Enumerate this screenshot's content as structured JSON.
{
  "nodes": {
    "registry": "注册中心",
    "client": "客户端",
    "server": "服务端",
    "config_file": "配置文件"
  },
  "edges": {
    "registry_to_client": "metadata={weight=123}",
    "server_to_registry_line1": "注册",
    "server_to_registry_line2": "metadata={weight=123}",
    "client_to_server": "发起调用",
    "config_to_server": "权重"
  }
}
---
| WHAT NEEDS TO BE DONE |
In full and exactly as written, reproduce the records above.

| SOLUTION TO THIS EXERCISE |
Enumerate this screenshot's content as structured JSON.
{
  "nodes": {
    "registry": "注册中心",
    "client": "客户端",
    "server": "服务端",
    "config_file": "配置文件"
  },
  "edges": {
    "registry_to_client": "metadata={weight=123}",
    "server_to_registry_line1": "注册",
    "server_to_registry_line2": "metadata={weight=123}",
    "client_to_server": "发起调用",
    "config_to_server": "权重"
  }
}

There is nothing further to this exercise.